Moore received the prestigious Arthur Ashe Award while Paige Bueckers used her speech to highlight the lack of proportional coverage for Black women’s basketball players.

2021 ESPY Awards - Show Photo by Kevin Mazur/Getty Images

Three current and former UConn women’s basketball players took home honors from the 2021 ESPYs on Saturday night.

Maya Moore was honored with the Arthur Ashe Courage Award, given to reflect the spirit of Ashe to those “possessing strength in the face of adversity, courage in the face of peril and the willingness to stand up for their beliefs no matter what the cost.”

Moore received the award after she stepped away from her basketball career in order to fight for criminal justice reform and specifically helped free Jonathan Irons, who spent 22 years behind bars on a wrongful conviction.

“Jonathan, I’m just so happy for you. Y’all, let’s just say hallelujah, first of all, that Jonathan is sitting here right now,” Moore said. “I don’t ever want that to get old, just the miracle of your life and who you are.”

Moore also used her speech to highlight Win with Justice, her social action platform, and spoke of the sacrifice she made in stepping away from basketball.

“These sacrifices we make in sports are great, but I would invite you to see them as just pointers to the sacrifices of life that matter most, the ones that are centered around helping each other live to the fullest,” she said.

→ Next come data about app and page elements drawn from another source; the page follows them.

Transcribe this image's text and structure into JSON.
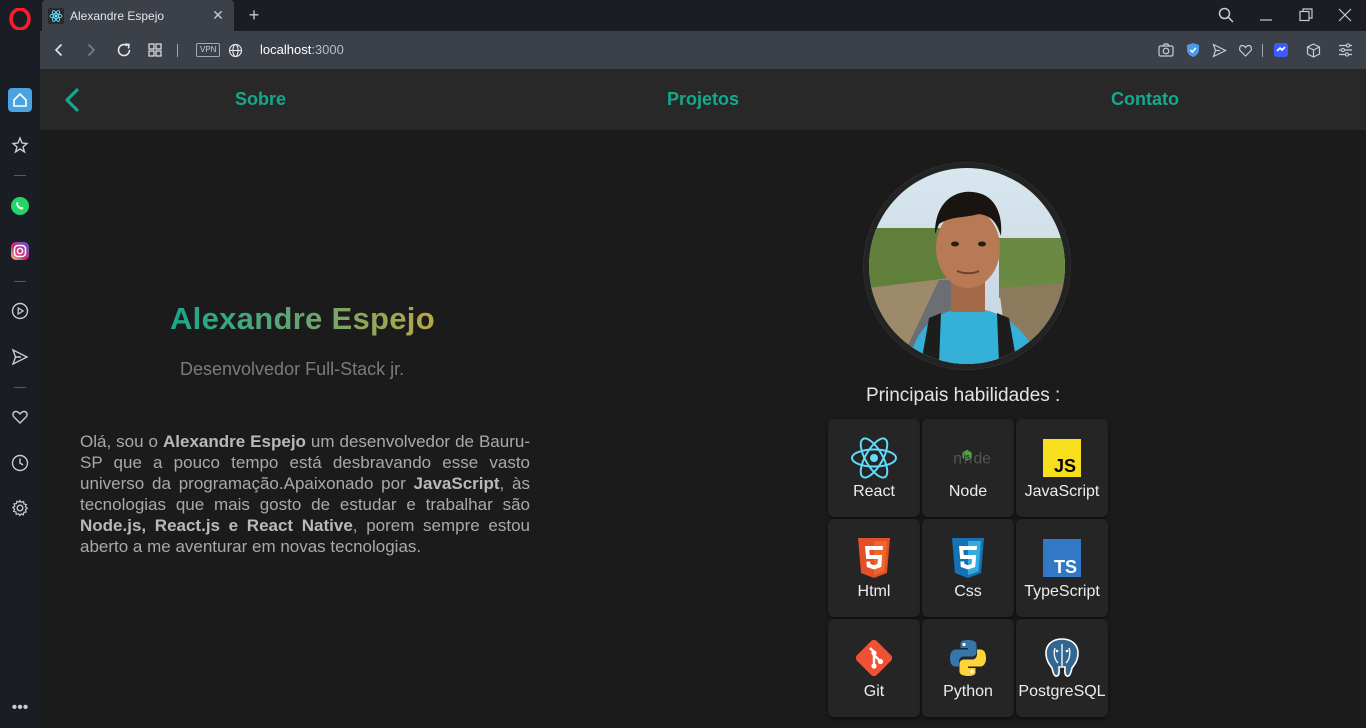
{
  "browser": {
    "tab_title": "Alexandre Espejo",
    "new_tab_symbol": "+",
    "close_symbol": "✕",
    "vpn_label": "VPN",
    "url_host": "localhost",
    "url_port": ":3000"
  },
  "nav": {
    "links": [
      "Sobre",
      "Projetos",
      "Contato"
    ]
  },
  "hero": {
    "name": "Alexandre Espejo",
    "role": "Desenvolvedor Full-Stack jr."
  },
  "bio": {
    "p1": "Olá, sou o ",
    "name": "Alexandre Espejo",
    "p2": " um desenvolvedor de Bauru-SP que a pouco tempo está desbravando esse vasto universo da programação.Apaixonado por ",
    "js": "JavaScript",
    "p3": ", às tecnologias que mais gosto de estudar e trabalhar são ",
    "techs": "Node.js, React.js e React Native",
    "p4": ", porem sempre estou aberto a me aventurar em novas tecnologias."
  },
  "skills": {
    "title": "Principais habilidades :",
    "items": [
      {
        "label": "React",
        "icon": "react-icon"
      },
      {
        "label": "Node",
        "icon": "node-icon"
      },
      {
        "label": "JavaScript",
        "icon": "javascript-icon"
      },
      {
        "label": "Html",
        "icon": "html5-icon"
      },
      {
        "label": "Css",
        "icon": "css3-icon"
      },
      {
        "label": "TypeScript",
        "icon": "typescript-icon"
      },
      {
        "label": "Git",
        "icon": "git-icon"
      },
      {
        "label": "Python",
        "icon": "python-icon"
      },
      {
        "label": "PostgreSQL",
        "icon": "postgresql-icon"
      }
    ]
  },
  "colors": {
    "accent": "#13a98e",
    "background": "#1b1b1b",
    "navbar": "#282828",
    "card": "#252525"
  }
}
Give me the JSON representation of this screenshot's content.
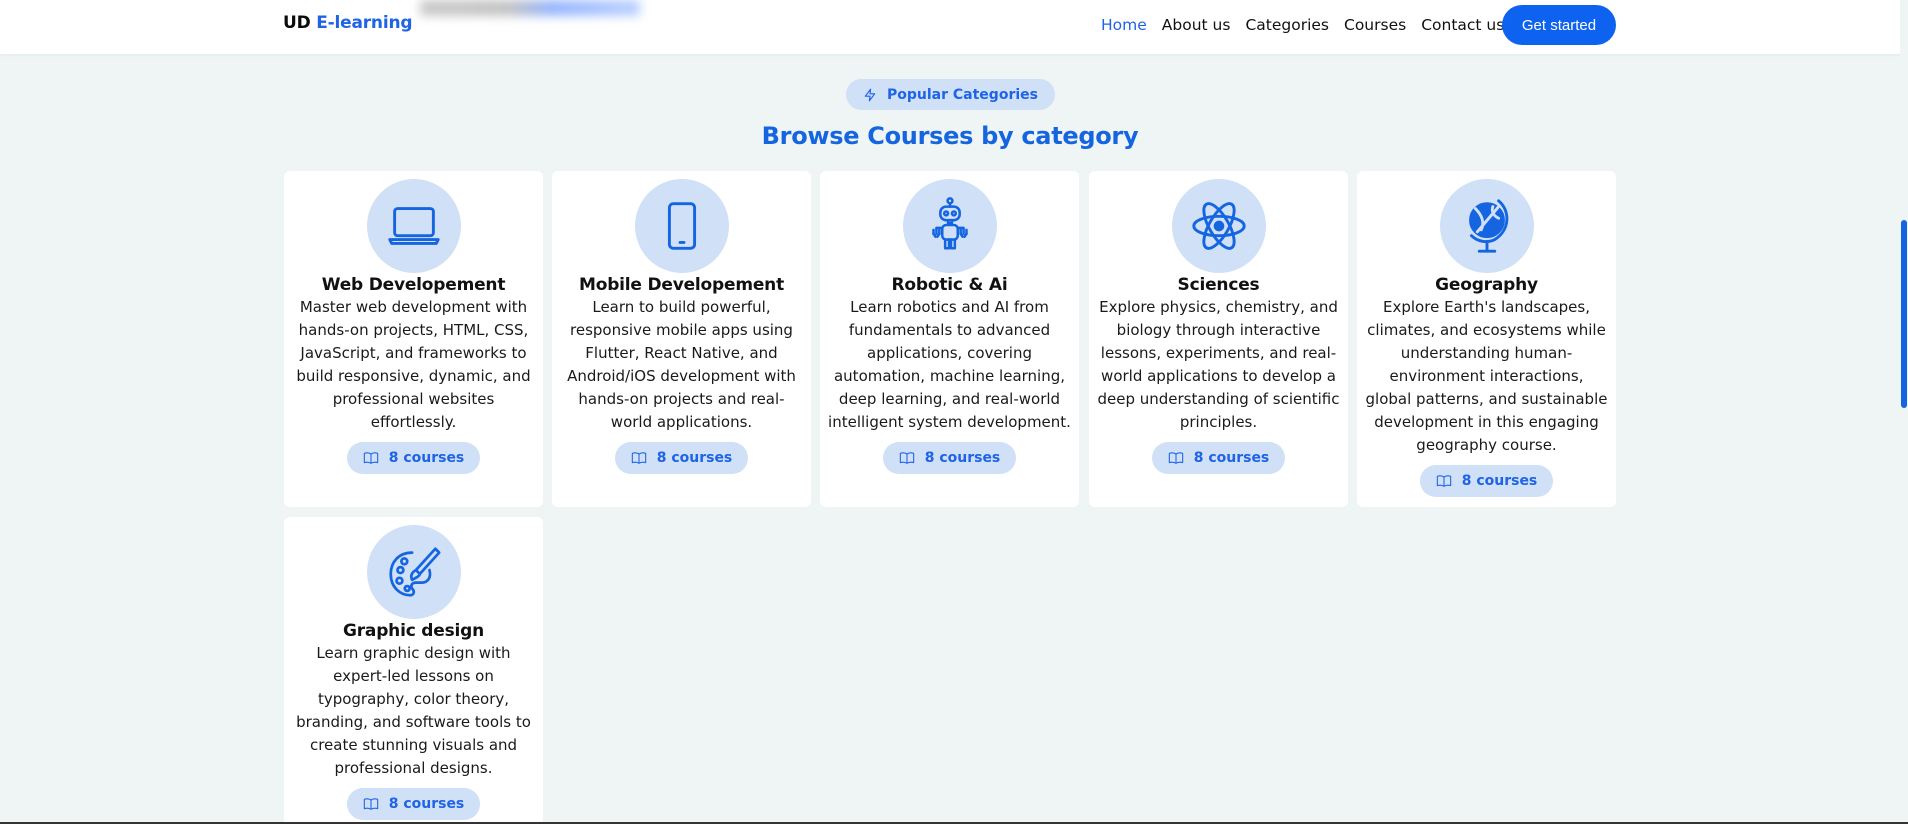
{
  "header": {
    "logo_part1": "UD",
    "logo_part2": "E-learning",
    "nav": [
      "Home",
      "About us",
      "Categories",
      "Courses",
      "Contact us"
    ],
    "active_nav": "Home",
    "cta_label": "Get started"
  },
  "section": {
    "pill_label": "Popular Categories",
    "pill_icon": "bolt-icon",
    "title": "Browse Courses by category"
  },
  "categories": [
    {
      "title": "Web Developement",
      "icon": "laptop-icon",
      "description": "Master web development with hands-on projects, HTML, CSS, JavaScript, and frameworks to build responsive, dynamic, and professional websites effortlessly.",
      "courses": "8 courses"
    },
    {
      "title": "Mobile Developement",
      "icon": "smartphone-icon",
      "description": "Learn to build powerful, responsive mobile apps using Flutter, React Native, and Android/iOS development with hands-on projects and real-world applications.",
      "courses": "8 courses"
    },
    {
      "title": "Robotic & Ai",
      "icon": "robot-icon",
      "description": "Learn robotics and AI from fundamentals to advanced applications, covering automation, machine learning, deep learning, and real-world intelligent system development.",
      "courses": "8 courses"
    },
    {
      "title": "Sciences",
      "icon": "atom-icon",
      "description": "Explore physics, chemistry, and biology through interactive lessons, experiments, and real-world applications to develop a deep understanding of scientific principles.",
      "courses": "8 courses"
    },
    {
      "title": "Geography",
      "icon": "globe-icon",
      "description": "Explore Earth's landscapes, climates, and ecosystems while understanding human-environment interactions, global patterns, and sustainable development in this engaging geography course.",
      "courses": "8 courses"
    },
    {
      "title": "Graphic design",
      "icon": "palette-brush-icon",
      "description": "Learn graphic design with expert-led lessons on typography, color theory, branding, and software tools to create stunning visuals and professional designs.",
      "courses": "8 courses"
    }
  ],
  "colors": {
    "accent": "#1f63e6",
    "cta": "#0d63ef",
    "icon_bg": "#cfe0f7",
    "page_bg": "#eef5f4"
  }
}
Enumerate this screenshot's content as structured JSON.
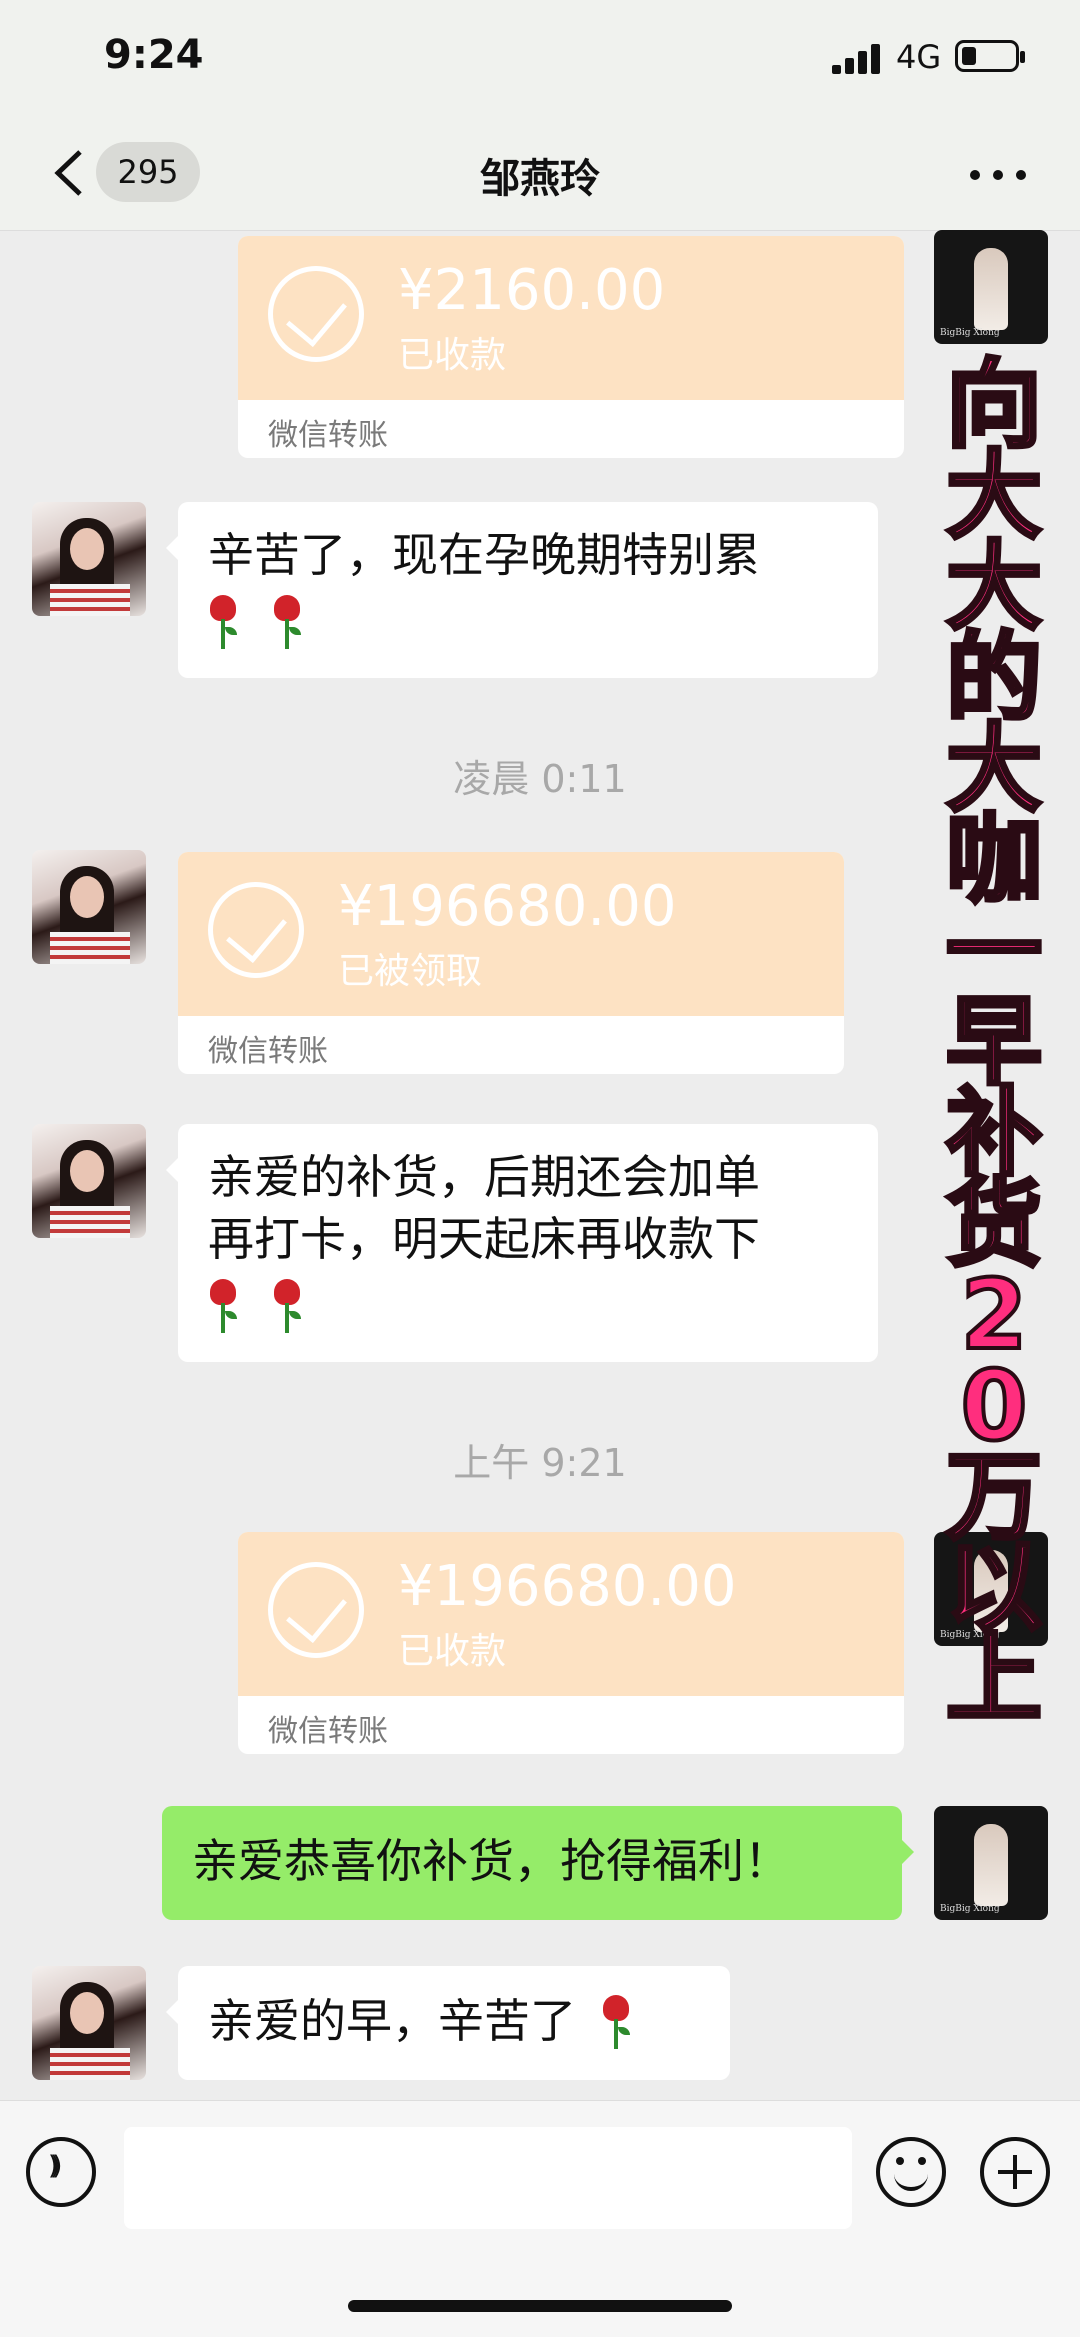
{
  "status": {
    "time": "9:24",
    "network": "4G"
  },
  "nav": {
    "unread": "295",
    "title": "邹燕玲"
  },
  "messages": {
    "t1": {
      "amount": "¥2160.00",
      "status": "已收款",
      "label": "微信转账"
    },
    "m1": {
      "line1": "辛苦了，现在孕晚期特别累"
    },
    "ts1": "凌晨 0:11",
    "t2": {
      "amount": "¥196680.00",
      "status": "已被领取",
      "label": "微信转账"
    },
    "m2": {
      "line1": "亲爱的补货，后期还会加单",
      "line2": "再打卡，明天起床再收款下"
    },
    "ts2": "上午 9:21",
    "t3": {
      "amount": "¥196680.00",
      "status": "已收款",
      "label": "微信转账"
    },
    "m3": {
      "text": "亲爱恭喜你补货，抢得福利！"
    },
    "m4": {
      "text": "亲爱的早，辛苦了"
    }
  },
  "overlay": "向大大的大咖一早补货20万以上",
  "avatar_lady_caption": "BigBig Xiong",
  "icons": [
    "back-icon",
    "more-icon",
    "voice-icon",
    "emoji-icon",
    "plus-icon",
    "check-icon",
    "rose-icon"
  ]
}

Paige Bueckers won the award for Best Women’s College Athlete, just the latest piece of hardware for the rising sophomore. After being named national player of the year by the AP, Naismith Trophy, USBWA, Wooden Award, co-freshman of the year by the USWBA and WBCA as well as a First Team All-American by the AP, Wooden, USBWA, WBCA following the greatest freshman season ever in women’s college basketball.

During her acceptance speech, Bueckers acknowledged that she’s “a white woman in a Black-led sport” and pushed for more coverage of Black women’s basketball players, who do not receive a proportional amount of coverage as white women’s basketball players despite making up a larger percentage of the WNBA.

“Sports media holds the key to storylines. Sports media and sponsors tell us who is valuable and you’ve told the world I matter today. Everyone who voted, thank you, but I think we should use this power together to also celebrate Black women,” Bueckers said. “To Maria Taylor, Robin Roberts, Maya Moore, Odyssey Alexander, to all the incredible Black women in my life, on my teams to Breonna Taylor and all the lives lost, and to those names who I’ve not yet learned, but I hope to share, I stand behind you and I continue to follow you and follow your lead and fight for you guys.”

Afterwards, Bueckers explained that after receiving so much media attention over the last few years, she wanted to “share the light.”

Meanwhile, Breanna Stewart took home Best WNBA Player after leading the Seattle Storm to the WNBA championship last year, where she earned finals MVP honors.